history—our own history—begins.
But who were these Spaniards and Portuguese, these
Englishmen and Frenchmen, these Dutchmen and Swedes?
In the old days when the might and power of Rome ruled
over the world, we hear nothing of
 them. Whence had
they come? Were they entirely new peoples who had had
no part in the old world of the Greeks and Romans?
Were they the descendants of the old peoples over whom
the Emperors had ruled from the city of the Seven
Hills? Or did they arise by a mingling of the old and
the new? Then, if they were the result of a mingling,
where had the new races dwelt during the long years
that Rome was spreading her empire over the known
world? When and how had the mingling taken place?
What, too, had become of
"The Glory that was Greece, the grandeur that was Rome"?
Why was America not
discovered and settled before? What were the customs,
the ideas, the institutions which these peoples brought
with them when they settled here? In short, what had
been the history and what was the condition of the
nations which, after 1492, began the struggle for the
mastery of the New World?
To such questions it is the aim of this book to give an
answer. It will try to show how the power of Rome fell
before the attacks of German barbarians, and how, in
the long course of the Middle Ages, new peoples, new

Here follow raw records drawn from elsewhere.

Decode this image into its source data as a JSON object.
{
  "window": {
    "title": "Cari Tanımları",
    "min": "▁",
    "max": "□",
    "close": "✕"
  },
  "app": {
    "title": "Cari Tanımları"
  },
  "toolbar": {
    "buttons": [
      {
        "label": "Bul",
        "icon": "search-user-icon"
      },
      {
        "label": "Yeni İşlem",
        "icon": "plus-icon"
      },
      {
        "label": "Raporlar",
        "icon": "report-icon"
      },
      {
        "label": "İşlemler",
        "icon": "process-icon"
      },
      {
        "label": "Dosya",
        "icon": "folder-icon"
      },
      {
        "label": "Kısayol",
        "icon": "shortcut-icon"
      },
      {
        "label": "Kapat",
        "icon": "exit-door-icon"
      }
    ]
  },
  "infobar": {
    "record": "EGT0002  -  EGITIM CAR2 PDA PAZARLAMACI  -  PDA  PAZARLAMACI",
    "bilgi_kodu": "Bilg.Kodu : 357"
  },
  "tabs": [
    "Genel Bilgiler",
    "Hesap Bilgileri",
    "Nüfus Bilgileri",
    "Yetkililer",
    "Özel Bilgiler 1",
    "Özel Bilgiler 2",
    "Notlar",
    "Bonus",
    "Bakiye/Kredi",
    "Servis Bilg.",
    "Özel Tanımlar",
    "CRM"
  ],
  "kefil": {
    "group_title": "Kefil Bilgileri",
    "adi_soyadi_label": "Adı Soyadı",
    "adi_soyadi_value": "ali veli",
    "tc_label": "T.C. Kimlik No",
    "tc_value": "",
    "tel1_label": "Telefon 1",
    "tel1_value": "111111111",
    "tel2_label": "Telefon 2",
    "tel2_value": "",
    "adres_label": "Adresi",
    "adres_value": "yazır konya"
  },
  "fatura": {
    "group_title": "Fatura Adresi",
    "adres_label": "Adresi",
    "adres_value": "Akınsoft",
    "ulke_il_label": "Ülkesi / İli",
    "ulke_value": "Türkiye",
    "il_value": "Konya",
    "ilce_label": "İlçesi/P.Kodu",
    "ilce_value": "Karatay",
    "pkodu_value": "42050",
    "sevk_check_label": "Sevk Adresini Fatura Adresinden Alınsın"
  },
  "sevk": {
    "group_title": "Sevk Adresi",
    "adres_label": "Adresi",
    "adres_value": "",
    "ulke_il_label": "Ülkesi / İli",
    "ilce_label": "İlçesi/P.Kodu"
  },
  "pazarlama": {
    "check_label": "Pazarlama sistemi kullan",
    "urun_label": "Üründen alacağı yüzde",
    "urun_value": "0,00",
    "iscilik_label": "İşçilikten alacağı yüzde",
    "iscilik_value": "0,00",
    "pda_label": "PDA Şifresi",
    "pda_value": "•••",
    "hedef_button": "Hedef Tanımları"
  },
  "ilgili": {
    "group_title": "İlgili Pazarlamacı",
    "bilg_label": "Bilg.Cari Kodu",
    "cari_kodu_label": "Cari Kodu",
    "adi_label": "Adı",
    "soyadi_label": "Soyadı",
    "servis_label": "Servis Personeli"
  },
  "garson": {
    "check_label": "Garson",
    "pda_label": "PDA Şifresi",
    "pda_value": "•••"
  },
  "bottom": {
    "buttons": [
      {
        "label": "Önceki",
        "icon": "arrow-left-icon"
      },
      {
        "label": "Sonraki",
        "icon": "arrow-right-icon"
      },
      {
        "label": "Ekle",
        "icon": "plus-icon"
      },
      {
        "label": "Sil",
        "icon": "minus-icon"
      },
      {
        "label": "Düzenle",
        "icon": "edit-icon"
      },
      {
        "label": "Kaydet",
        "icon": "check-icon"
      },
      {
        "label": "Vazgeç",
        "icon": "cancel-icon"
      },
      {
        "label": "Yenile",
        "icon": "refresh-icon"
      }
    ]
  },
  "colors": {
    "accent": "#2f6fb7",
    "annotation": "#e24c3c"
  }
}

states, a new civilization, arose on the ruins of the
At the beginning of the period Rome was old and worn
out with misgovernment and evil living. But planted in
this dying Rome there was the new and vigorous
Christian Church which was to draw up into itself all
that was best and strongest of the old world. The
Germans were rude and uncivilized, but they
 were strong
in mind and body, and possessed some ideas about
government, women, and the family which were better
than the ideas of the Romans on these subjects.
When the Germans conquered the Romans, and settled
within the bounds of the Empire, it might well have
seemed that the end of the world was come. Cities were
plundered and destroyed; priceless works of art were
dashed to pieces; and the inhabitants of many lands
were slain or enslaved. For nearly a thousand years
Europe did not entirely recover from the shock; and the
period which immediately follows the invasions of the
barbarians is so dreary and sad that historians have
called it "the Dark Ages."
But what was best in the old Greek and Roman
civilization did not wholly perish. The Christian
Church, too, grew steadily stronger, and sought to
soften and civilize the rude Germans. The Germans, in
turn, did not lose their vigor or their good ideas. At
last from the combination of all these elements a new
civilization arose,—stronger, better, and capable of
higher development than the old,—and the Middle Ages
were past. Then and only then could—and did—the new
nations, which meanwhile had slowly been forming, set
out on their careers of discovery and exploration which
have made our New World possible.
So, we may say, the Middle Ages were the period when
Europe became Europe, and made ready to found new
Europes in America, in Australia, and in Africa. It
was the growing-time for all the great harvest which
has come since that time.